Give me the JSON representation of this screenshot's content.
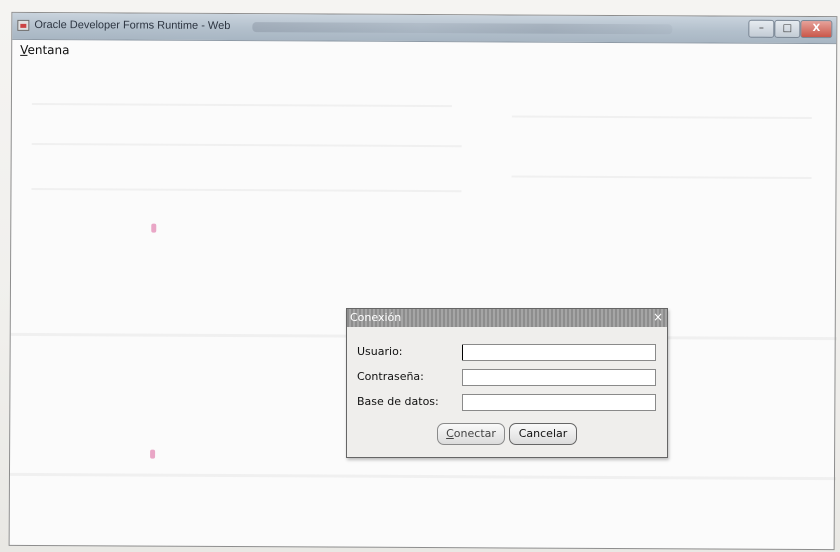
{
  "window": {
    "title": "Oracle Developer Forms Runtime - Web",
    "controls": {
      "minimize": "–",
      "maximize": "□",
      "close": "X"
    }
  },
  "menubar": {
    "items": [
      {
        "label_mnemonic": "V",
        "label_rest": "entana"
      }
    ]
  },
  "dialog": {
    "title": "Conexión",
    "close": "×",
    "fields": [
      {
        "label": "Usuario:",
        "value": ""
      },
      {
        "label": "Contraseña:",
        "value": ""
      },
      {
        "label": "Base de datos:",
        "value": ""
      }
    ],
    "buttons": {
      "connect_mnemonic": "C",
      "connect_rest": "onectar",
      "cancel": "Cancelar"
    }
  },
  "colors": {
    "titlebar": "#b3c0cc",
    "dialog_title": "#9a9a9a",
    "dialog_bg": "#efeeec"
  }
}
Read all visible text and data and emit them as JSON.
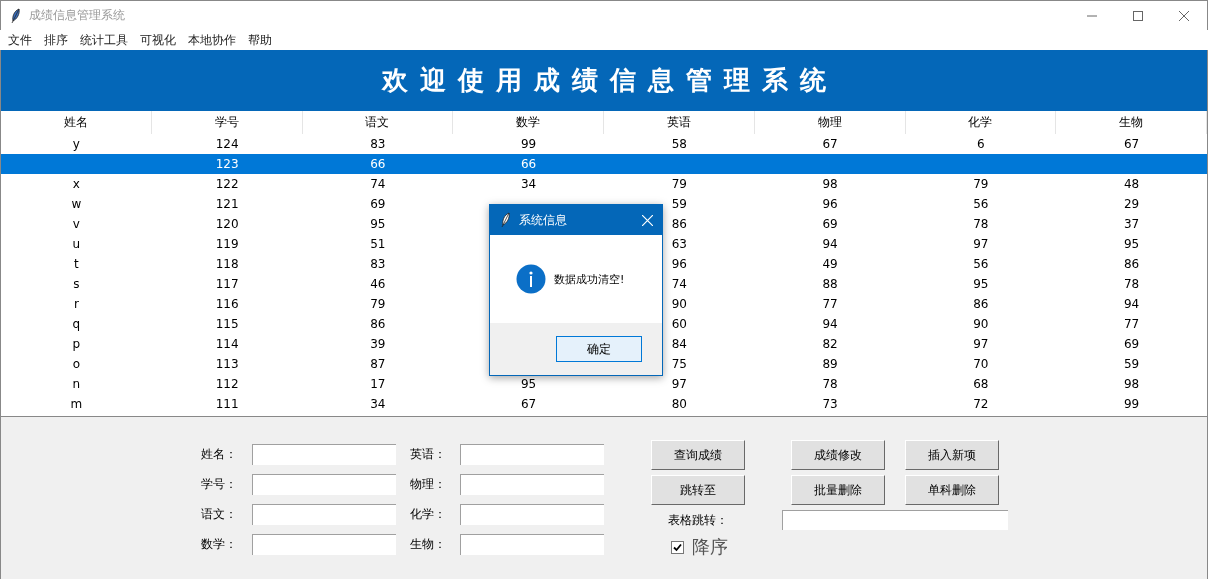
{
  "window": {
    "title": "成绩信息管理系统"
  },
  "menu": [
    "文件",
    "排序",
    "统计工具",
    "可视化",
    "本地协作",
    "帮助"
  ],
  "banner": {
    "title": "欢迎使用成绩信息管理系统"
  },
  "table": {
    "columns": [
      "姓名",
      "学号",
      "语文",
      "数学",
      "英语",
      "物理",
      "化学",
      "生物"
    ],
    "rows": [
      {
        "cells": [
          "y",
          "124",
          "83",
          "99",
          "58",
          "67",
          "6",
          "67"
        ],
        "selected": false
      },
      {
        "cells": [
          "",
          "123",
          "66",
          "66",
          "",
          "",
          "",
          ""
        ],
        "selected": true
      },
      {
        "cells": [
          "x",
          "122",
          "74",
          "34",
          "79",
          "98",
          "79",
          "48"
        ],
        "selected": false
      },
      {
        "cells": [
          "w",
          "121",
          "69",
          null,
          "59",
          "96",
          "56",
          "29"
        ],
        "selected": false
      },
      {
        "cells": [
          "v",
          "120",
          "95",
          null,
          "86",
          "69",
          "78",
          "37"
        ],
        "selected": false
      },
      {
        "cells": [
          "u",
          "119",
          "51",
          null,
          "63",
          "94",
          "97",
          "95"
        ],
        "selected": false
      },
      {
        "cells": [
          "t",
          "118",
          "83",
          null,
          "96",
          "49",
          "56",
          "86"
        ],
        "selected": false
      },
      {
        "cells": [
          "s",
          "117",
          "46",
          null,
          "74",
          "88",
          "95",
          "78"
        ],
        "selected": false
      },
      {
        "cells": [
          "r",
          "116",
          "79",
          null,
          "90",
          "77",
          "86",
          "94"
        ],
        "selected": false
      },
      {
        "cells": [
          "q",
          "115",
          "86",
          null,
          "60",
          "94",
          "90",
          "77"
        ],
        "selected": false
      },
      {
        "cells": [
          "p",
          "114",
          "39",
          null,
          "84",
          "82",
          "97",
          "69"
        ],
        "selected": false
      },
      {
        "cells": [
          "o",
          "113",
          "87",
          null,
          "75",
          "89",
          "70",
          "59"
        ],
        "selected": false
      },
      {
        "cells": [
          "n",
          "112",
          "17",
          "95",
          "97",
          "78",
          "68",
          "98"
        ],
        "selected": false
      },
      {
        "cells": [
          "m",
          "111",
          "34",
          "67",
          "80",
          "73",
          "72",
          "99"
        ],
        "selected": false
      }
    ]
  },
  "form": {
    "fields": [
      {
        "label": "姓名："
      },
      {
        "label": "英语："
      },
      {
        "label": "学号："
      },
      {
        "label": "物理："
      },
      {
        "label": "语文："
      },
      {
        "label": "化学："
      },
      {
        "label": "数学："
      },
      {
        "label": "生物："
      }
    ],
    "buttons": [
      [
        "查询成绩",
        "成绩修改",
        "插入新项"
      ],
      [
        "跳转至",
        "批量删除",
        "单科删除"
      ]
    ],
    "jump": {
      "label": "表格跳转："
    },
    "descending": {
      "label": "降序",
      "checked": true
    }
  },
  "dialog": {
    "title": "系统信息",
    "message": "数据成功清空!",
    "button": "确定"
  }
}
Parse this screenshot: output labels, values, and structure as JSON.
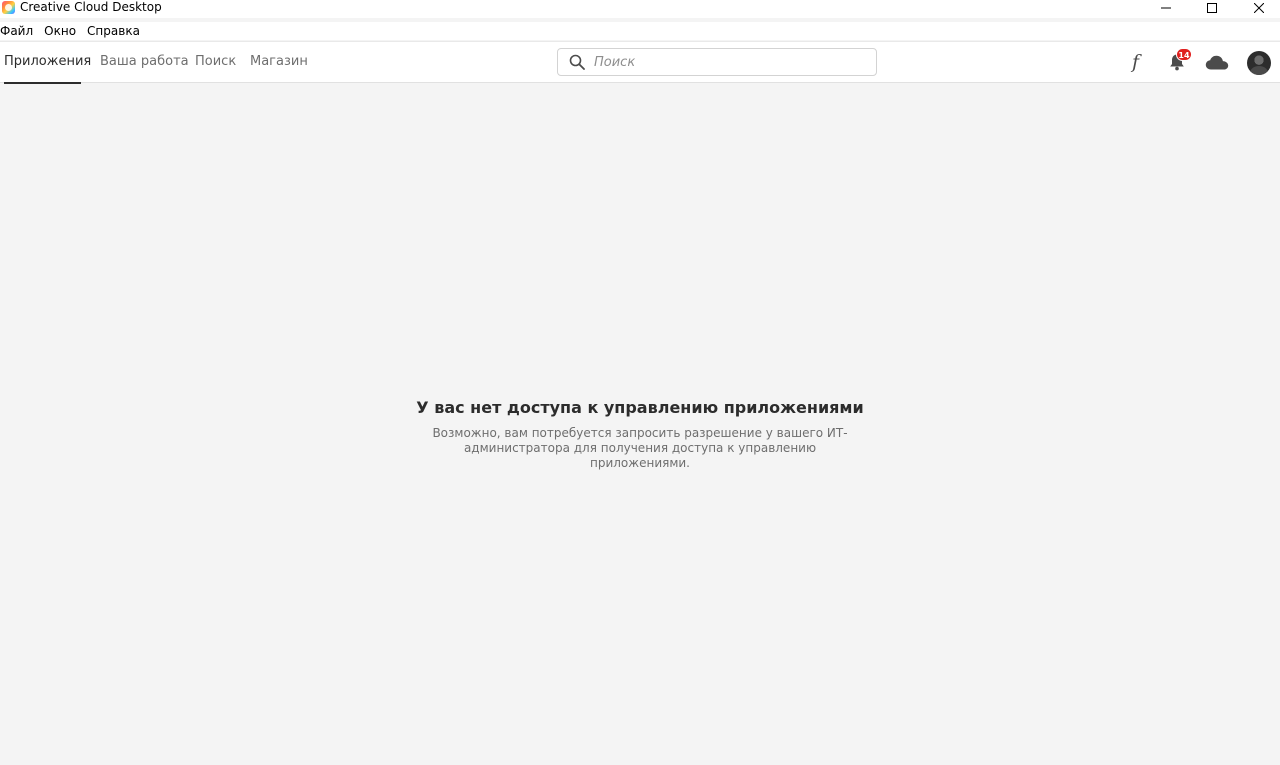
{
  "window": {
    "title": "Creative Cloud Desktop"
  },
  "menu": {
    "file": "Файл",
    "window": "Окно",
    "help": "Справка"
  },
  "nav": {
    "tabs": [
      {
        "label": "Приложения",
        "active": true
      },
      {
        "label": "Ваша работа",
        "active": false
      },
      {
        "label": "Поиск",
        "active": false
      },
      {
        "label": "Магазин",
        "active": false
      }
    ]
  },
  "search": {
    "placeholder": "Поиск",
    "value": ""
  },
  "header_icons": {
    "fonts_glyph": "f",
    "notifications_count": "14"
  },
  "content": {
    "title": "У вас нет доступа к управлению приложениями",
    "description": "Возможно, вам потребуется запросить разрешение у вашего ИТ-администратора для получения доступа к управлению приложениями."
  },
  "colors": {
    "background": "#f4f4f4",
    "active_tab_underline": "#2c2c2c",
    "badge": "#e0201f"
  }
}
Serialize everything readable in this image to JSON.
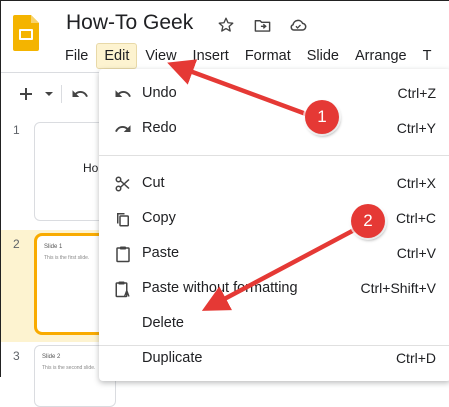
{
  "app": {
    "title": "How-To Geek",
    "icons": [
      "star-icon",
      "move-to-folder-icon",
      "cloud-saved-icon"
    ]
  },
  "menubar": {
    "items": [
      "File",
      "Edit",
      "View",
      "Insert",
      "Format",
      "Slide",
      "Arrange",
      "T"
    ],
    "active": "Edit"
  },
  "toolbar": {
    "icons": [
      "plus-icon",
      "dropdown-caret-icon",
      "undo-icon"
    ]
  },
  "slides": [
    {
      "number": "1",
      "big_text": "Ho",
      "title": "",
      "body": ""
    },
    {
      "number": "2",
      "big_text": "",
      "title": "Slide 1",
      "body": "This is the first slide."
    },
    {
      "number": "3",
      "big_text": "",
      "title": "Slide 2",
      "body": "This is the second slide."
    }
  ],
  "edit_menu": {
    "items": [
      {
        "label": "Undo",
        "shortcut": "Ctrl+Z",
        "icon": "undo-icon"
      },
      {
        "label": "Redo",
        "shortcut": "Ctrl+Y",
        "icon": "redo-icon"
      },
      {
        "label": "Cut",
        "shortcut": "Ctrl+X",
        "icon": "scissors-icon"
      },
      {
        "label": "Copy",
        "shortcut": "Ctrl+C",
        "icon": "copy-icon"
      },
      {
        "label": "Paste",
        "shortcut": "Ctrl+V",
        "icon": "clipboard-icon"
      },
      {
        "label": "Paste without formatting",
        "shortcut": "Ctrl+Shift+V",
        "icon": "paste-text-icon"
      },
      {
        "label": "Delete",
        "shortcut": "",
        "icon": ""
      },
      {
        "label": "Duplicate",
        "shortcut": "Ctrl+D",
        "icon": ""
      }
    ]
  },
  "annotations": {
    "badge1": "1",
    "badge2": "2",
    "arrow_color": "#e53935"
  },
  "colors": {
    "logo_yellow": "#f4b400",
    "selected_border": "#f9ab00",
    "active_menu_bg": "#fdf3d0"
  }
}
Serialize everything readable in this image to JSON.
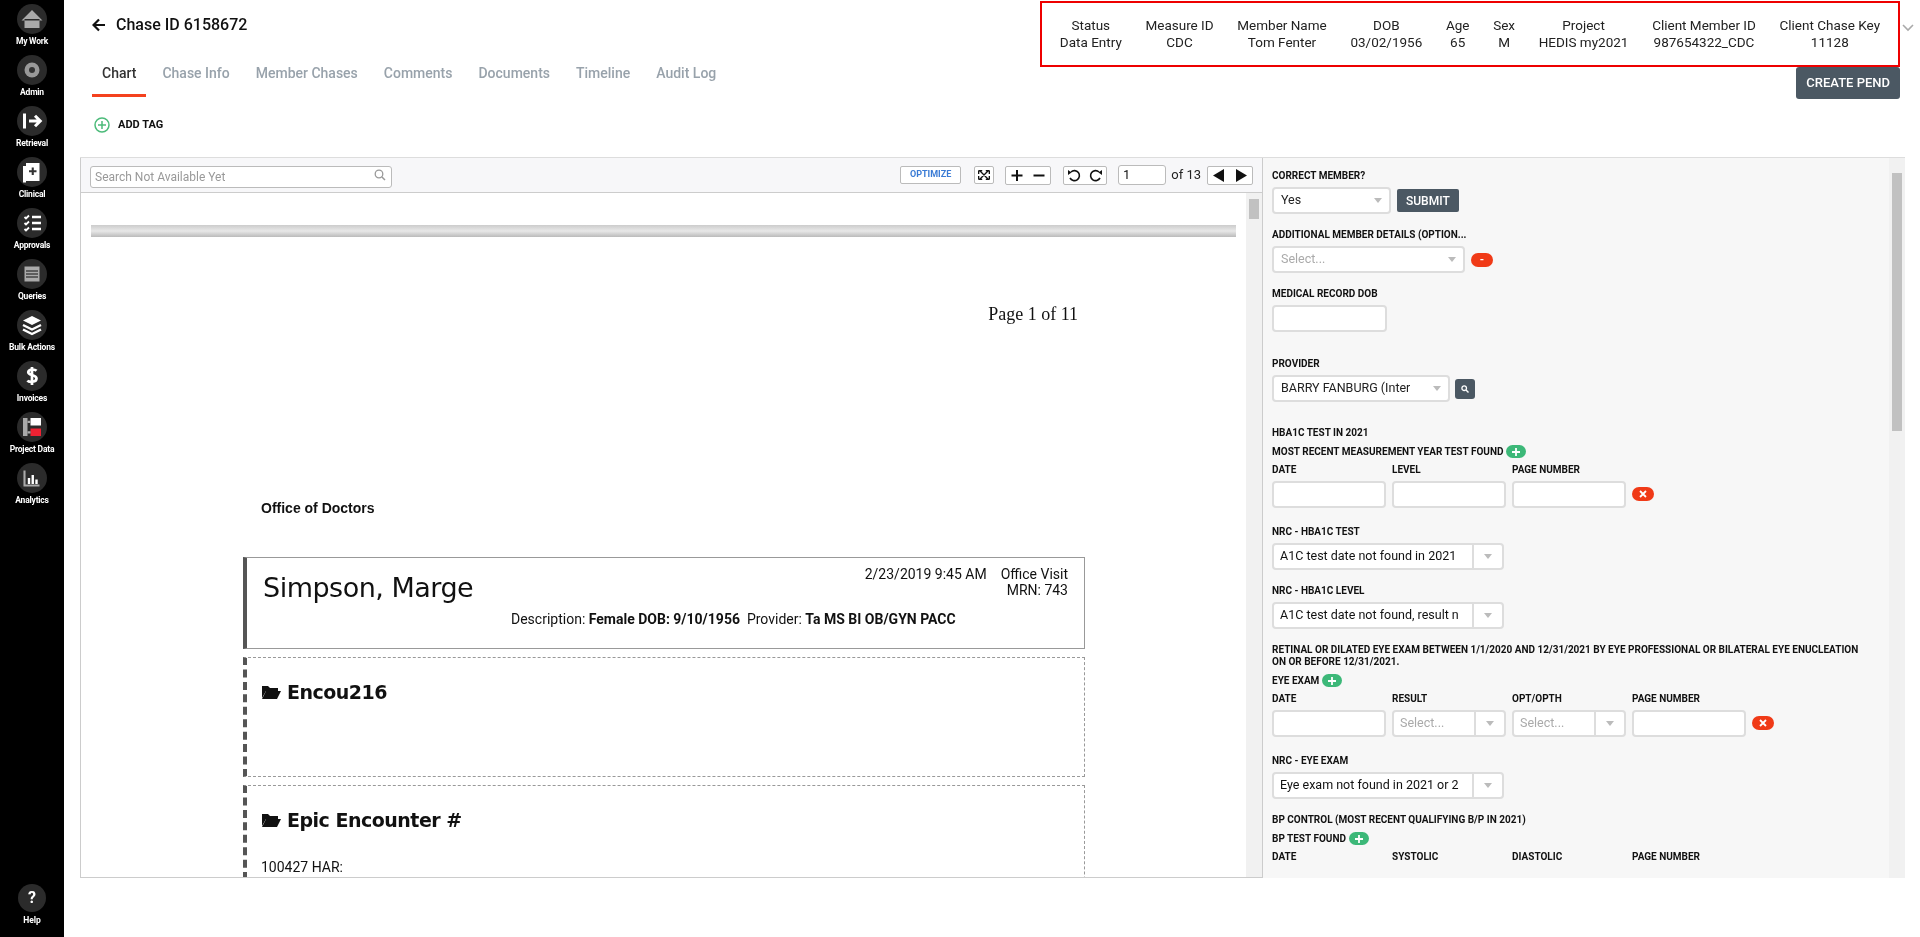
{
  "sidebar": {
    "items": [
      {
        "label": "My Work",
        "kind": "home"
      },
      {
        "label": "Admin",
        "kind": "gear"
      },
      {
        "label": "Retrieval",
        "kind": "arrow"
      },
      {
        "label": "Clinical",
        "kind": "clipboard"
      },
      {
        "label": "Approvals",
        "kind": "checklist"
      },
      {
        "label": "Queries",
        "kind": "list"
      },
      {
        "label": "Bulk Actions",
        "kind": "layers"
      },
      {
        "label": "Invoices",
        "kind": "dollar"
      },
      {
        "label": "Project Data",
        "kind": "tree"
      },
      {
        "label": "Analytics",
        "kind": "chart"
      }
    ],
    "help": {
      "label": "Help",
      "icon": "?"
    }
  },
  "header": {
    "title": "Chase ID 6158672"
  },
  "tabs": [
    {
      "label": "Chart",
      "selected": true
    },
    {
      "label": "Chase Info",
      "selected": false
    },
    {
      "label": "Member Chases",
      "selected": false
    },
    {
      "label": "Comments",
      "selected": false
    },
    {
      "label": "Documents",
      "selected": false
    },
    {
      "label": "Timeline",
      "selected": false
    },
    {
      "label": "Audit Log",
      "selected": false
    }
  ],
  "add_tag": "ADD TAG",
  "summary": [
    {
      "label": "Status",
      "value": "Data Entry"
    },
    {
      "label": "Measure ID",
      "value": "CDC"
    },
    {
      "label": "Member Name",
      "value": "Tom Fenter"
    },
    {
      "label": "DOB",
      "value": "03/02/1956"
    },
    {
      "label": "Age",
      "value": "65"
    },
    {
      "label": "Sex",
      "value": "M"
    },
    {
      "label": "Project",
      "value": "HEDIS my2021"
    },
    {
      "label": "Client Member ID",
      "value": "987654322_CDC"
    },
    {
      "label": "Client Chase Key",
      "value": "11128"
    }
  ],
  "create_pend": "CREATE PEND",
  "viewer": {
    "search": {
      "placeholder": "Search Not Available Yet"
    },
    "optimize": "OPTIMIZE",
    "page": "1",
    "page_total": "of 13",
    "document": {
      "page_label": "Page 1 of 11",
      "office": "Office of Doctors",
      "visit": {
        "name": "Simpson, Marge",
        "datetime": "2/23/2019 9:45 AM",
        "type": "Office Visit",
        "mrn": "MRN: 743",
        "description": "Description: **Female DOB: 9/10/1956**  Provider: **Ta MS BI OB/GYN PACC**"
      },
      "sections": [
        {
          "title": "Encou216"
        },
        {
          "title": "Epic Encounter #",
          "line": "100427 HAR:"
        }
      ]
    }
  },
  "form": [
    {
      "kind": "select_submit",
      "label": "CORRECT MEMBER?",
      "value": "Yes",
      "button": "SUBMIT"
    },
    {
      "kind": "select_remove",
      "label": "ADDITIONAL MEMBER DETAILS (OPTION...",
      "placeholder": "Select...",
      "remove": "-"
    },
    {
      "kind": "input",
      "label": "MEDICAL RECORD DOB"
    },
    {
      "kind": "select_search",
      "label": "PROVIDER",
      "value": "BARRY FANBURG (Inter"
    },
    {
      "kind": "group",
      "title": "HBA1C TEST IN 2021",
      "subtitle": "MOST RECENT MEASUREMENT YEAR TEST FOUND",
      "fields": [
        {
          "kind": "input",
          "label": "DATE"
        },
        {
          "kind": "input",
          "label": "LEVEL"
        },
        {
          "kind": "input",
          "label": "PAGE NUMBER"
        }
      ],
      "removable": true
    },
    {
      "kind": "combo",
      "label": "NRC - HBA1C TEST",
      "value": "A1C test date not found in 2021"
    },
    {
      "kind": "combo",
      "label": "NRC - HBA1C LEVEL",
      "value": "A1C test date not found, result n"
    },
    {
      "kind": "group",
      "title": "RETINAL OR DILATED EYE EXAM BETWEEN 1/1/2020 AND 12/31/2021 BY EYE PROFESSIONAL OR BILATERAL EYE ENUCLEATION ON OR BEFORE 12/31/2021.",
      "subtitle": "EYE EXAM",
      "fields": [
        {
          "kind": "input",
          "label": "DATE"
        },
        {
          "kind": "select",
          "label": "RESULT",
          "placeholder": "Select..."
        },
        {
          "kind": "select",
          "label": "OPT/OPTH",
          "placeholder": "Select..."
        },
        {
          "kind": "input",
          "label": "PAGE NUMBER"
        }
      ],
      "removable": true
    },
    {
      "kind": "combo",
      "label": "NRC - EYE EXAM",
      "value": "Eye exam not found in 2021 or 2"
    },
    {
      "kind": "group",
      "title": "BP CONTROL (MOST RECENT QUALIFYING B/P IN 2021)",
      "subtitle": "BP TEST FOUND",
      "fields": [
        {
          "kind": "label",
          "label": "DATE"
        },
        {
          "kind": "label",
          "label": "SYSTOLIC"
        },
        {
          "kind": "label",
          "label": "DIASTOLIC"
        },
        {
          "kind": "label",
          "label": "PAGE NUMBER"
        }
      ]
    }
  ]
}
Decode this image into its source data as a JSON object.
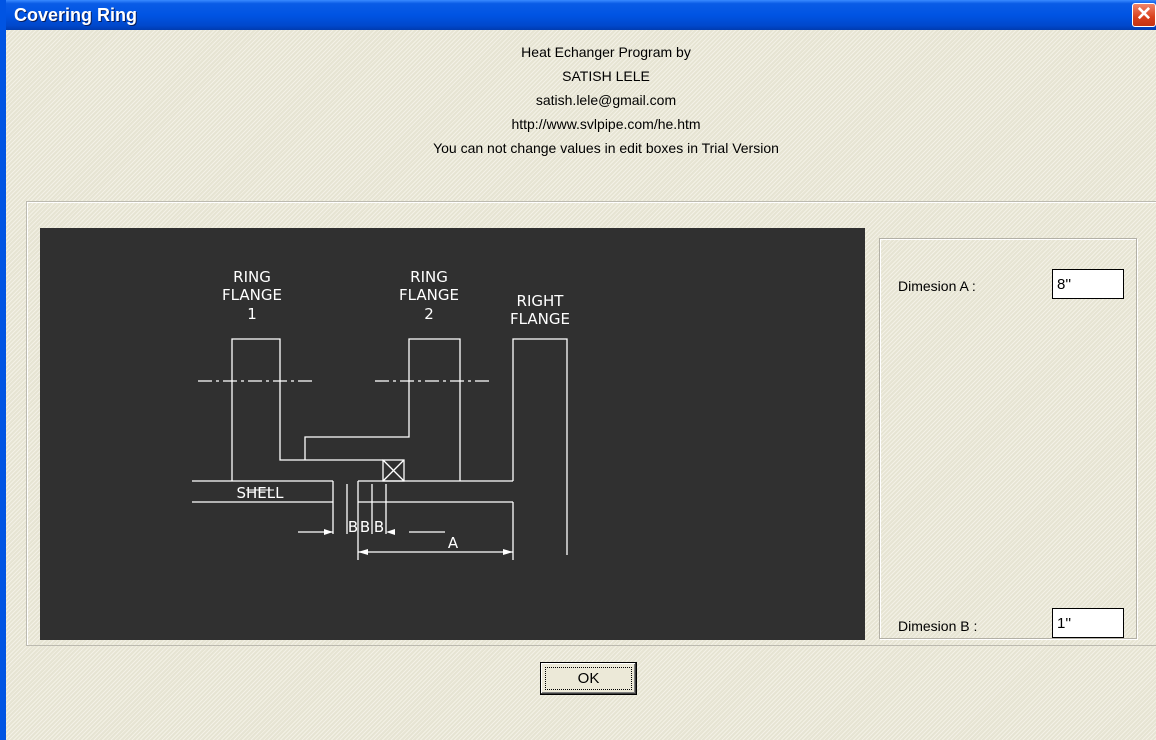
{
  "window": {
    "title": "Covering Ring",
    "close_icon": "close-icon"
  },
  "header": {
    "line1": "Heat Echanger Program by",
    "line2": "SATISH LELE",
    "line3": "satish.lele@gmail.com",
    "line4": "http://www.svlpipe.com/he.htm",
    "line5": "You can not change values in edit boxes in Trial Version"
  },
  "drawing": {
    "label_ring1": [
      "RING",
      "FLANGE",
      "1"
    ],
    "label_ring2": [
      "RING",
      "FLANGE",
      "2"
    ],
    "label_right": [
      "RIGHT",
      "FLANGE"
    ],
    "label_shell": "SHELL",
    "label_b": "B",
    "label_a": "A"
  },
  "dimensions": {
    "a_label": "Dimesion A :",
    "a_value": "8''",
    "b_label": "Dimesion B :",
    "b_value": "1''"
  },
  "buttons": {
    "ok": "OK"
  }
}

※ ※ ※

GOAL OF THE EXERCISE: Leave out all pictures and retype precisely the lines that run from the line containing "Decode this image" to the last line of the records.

OUTPUT BELOW:
Decode this image into its source data as a JSON object.
{
  "window": {
    "title": "Covering Ring",
    "close_icon": "close-icon"
  },
  "header": {
    "line1": "Heat Echanger Program by",
    "line2": "SATISH LELE",
    "line3": "satish.lele@gmail.com",
    "line4": "http://www.svlpipe.com/he.htm",
    "line5": "You can not change values in edit boxes in Trial Version"
  },
  "drawing": {
    "label_ring1": [
      "RING",
      "FLANGE",
      "1"
    ],
    "label_ring2": [
      "RING",
      "FLANGE",
      "2"
    ],
    "label_right": [
      "RIGHT",
      "FLANGE"
    ],
    "label_shell": "SHELL",
    "label_b": "B",
    "label_a": "A"
  },
  "dimensions": {
    "a_label": "Dimesion A :",
    "a_value": "8''",
    "b_label": "Dimesion B :",
    "b_value": "1''"
  },
  "buttons": {
    "ok": "OK"
  }
}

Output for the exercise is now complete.